What is needed
Among the records below, find each line containing the word "Change" and copy it.

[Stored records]
---*---
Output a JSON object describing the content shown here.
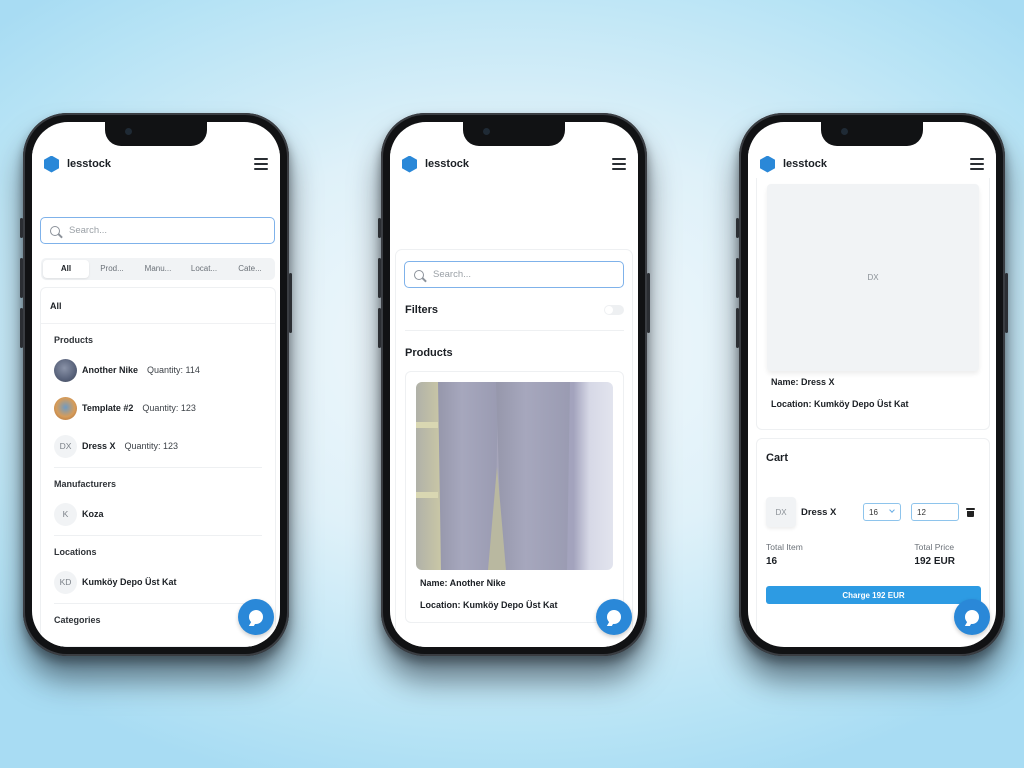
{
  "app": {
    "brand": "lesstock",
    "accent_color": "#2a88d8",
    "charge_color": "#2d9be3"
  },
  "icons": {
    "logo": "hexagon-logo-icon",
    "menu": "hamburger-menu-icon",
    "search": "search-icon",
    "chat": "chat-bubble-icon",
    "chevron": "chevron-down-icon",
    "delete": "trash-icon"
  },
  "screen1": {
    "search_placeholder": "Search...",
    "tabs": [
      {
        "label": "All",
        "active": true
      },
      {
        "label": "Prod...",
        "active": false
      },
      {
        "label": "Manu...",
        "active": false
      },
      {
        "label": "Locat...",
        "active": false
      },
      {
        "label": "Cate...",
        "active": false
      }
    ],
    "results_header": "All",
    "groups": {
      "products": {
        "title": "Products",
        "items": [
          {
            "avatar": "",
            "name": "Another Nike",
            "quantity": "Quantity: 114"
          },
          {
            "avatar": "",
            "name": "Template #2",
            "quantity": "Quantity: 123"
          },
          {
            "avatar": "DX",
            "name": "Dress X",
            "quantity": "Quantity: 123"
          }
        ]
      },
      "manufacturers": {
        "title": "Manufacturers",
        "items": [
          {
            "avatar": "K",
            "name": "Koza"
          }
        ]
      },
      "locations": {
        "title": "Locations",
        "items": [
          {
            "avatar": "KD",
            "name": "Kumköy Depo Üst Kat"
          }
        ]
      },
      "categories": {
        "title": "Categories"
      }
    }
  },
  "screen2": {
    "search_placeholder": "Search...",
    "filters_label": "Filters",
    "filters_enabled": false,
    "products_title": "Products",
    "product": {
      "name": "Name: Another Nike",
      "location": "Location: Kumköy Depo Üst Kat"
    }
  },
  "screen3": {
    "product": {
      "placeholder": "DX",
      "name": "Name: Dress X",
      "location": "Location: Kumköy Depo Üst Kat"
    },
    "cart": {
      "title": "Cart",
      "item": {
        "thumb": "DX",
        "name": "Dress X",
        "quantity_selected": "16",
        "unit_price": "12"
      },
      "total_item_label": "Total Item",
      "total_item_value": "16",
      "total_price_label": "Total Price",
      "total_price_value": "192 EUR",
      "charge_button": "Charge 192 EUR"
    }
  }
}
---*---
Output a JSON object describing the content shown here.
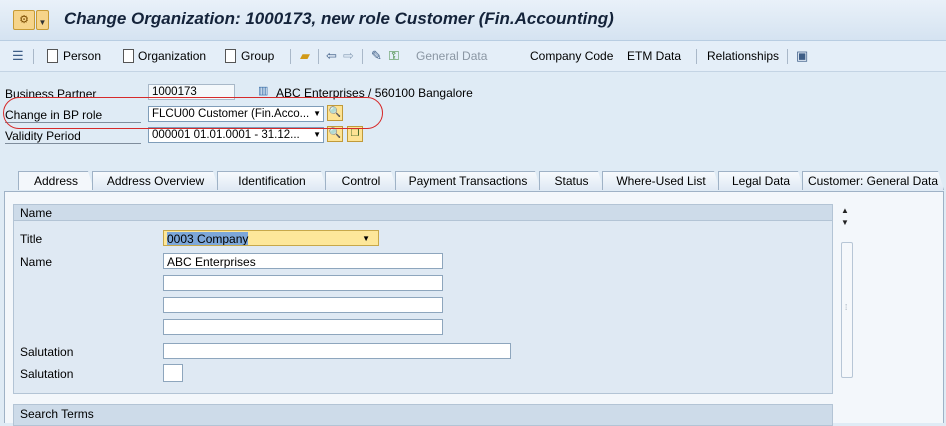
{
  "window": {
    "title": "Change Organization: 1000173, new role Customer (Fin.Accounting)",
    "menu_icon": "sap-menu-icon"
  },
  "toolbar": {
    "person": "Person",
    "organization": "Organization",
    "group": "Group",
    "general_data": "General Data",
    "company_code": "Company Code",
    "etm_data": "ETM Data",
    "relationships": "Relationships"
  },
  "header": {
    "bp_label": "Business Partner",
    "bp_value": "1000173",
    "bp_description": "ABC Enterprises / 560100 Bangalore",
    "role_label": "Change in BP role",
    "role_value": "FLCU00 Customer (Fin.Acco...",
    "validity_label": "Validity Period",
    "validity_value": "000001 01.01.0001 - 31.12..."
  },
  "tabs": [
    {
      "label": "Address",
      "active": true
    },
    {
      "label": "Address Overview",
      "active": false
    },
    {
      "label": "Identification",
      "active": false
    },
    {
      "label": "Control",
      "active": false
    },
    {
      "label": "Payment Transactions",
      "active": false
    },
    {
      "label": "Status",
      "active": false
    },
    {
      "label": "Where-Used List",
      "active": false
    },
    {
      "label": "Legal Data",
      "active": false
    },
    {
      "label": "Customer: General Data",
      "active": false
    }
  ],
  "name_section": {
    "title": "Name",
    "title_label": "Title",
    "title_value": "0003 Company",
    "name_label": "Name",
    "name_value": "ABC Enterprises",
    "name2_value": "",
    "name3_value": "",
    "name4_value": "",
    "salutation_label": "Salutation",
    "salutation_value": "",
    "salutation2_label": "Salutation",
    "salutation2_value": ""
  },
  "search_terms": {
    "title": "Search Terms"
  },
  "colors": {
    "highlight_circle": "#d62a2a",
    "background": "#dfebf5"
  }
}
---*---
Response to this exercise
    "title": "Change Organization: 1000173, new role Customer (Fin.Accounting)",
    "role_label": "Change in BP role",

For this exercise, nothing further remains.